Sorry for the possible confusion, but we have provided a wrong link for the 'additional material' on the Learning Material page. The Link covered last year's material including a tele-task lecture recording and many references to the history of information science (which might be interesting to you but not necessarily mandatory for this year's lecture).

We have now changed the link accordingly on the Learning Material page. You will also find the relevant material for lecture 1 here.

The additional lecture material is organized in a bookmarking tool called "bibsonomy". You will recognize the correct links by the bibsonomy tag "swt1516_xx", where "xx" usually stands for the according lecture number.

Q&A Week 1

Please remember to take notes on the questions that came up during the study of the first week's learning material in the Q&A Sheet.


For your preparation, it might also be helpful for you to take the self tests in the OpenHPI lecture to check if you fully understand e.g.:
  • the difference between the web of documents and the web of data,
  • the definition, advantages, and (possible) applications of the Semantic Web,
  • the difference between Wikipedia and DBpedia, and
  • what a semantic entity is.
See you on Tuesday!

Tuesday, October 20, 2015

First Lecture - Lecture Overview

In today's lecture, I will give you an outline and an overview of the topics we will deal with during the course. We will also talk about lecture organization and lab courses. Below, you will find the presentation slides.

Usually, learning material will also be provided with the openHPI website of our course, where you will also find all the video recordings, as well as in the material section of this blog.

 

Thursday, September 24, 2015

Semantic Web Technologies 2015/16

The web has become an object of our daily life and the amount of information there is ever growing. Besides plain texts, multimedia such as graphics, audio or video have become a predominant part of the web's information traffic. But, how can we find useful information within this huge information space? How can we make use of the knowledge contained in those web documents?

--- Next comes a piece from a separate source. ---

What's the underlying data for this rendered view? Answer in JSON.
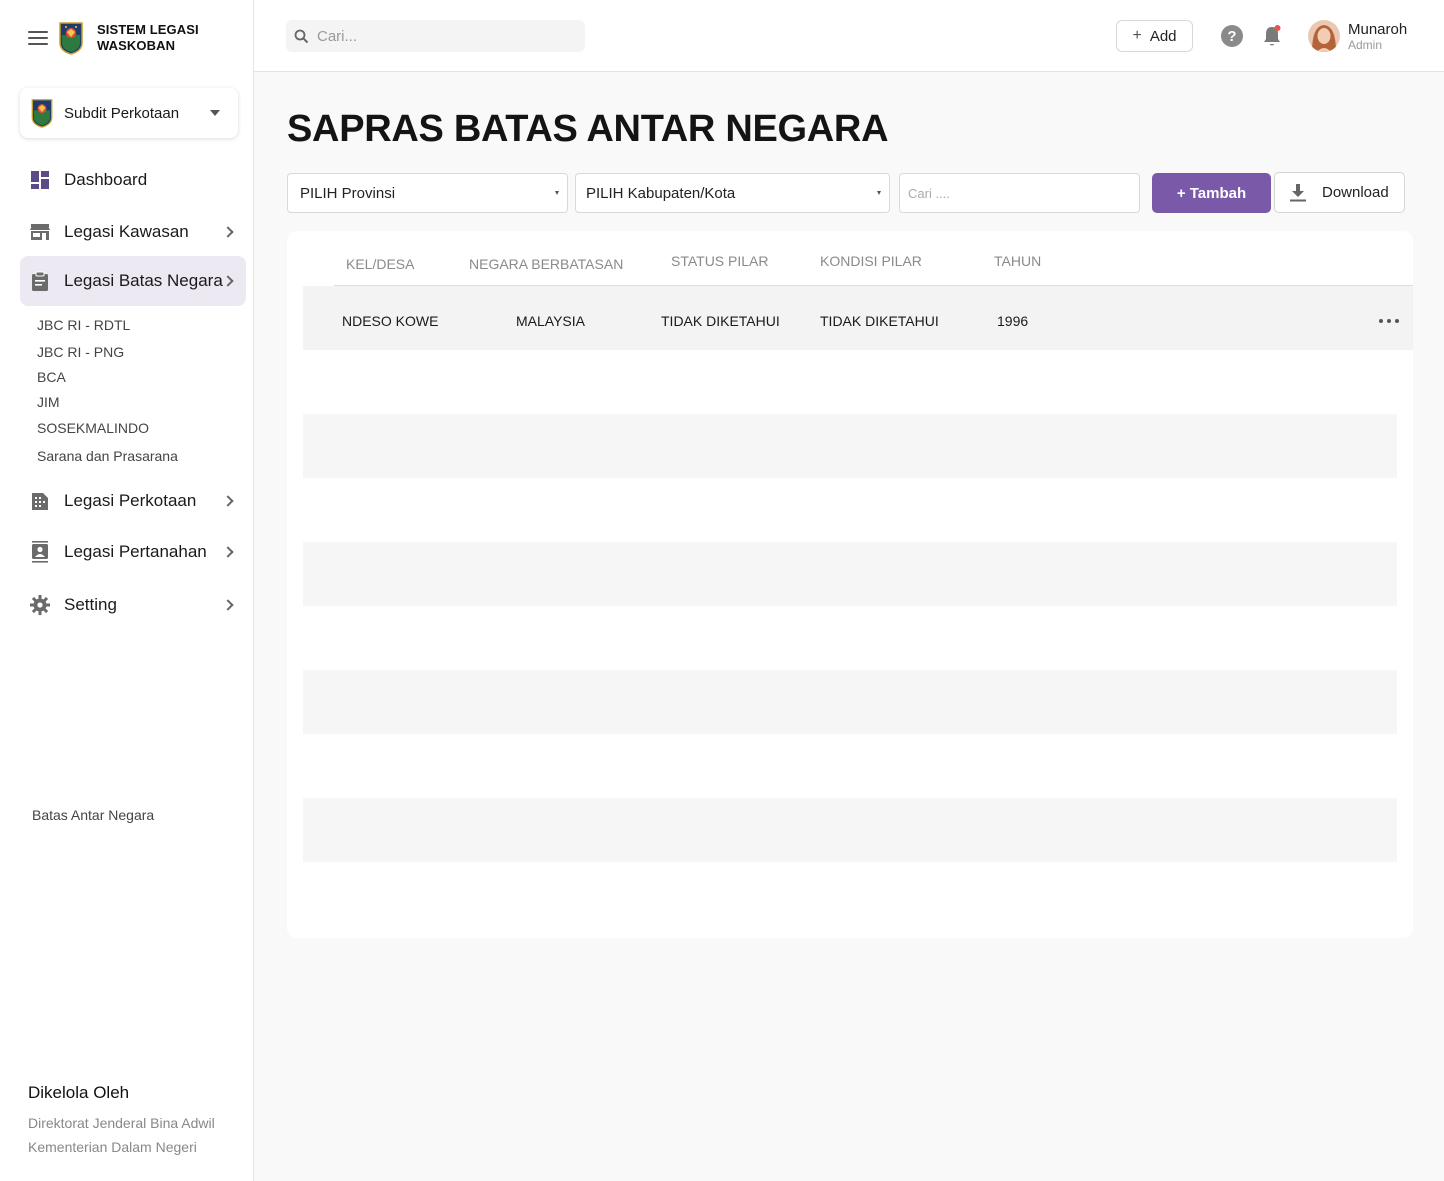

Traditional search engines for example will reach the limits of their power, when it comes to understanding information content. The Semantic Web is an extension of the traditional web in the sense that information in the form of natural language text in the web will be complemented by its explicit semantics based on a formal knowledge representation. Thus, the meaning of information expressed in natural language can be accessed in an automated way and interpreted correctly, i.e. it can be “understood“ by machines. Semantic Web technologies enable the explicit representation of knowledge and its further processing to deduce new knowledge from implicitly hidden knowledge. Previously heterogeneous data can be mapped and combined based on common knowledge representation and schemata easily extended in a dynamic way. In this lecture, you will learn the fundamentals of Semantic Web technologies and how they are applied for knowledge representation in the Web of Data.

Content

(1) Semantic Web Basic Architecture

RDF (Resource Description Framework), RDFS, RDFa, schema.org, microformats, SPARQL Protocol And RDF Query Language

(2) Knowledge Representation and Mathematical Logic

Ontologies, Propositional Logic, First Order Logic, Description Logics, OWL (Web Ontology Language), RIF (Rule Interchange Format)

(3) Applications in the ‚Web of Data‘

Semantic Web Programming, Ontology Engineering, Named Entity Resolution, Linked Data Engineering, Semantic Web APIs, RDF Stores, Semantic Search, Semantic Multimedia

General Information

  • Dates:
    • Tue, 13:30 – 15:00, H-E.51 (Lecture)
    • Wed, 9:15 – 10:45, H-E.51 (Lab Course)
  • SWS / Belegungspunkte:
    • 4 / 6.0 (benotet)
  • Website/Blog:

First Session
Tuesday, 20.10.2015, 13:30 – 15:00, H-E.51
(no lecture and lab course in first week!)

Grading

  • Klausur (written exam)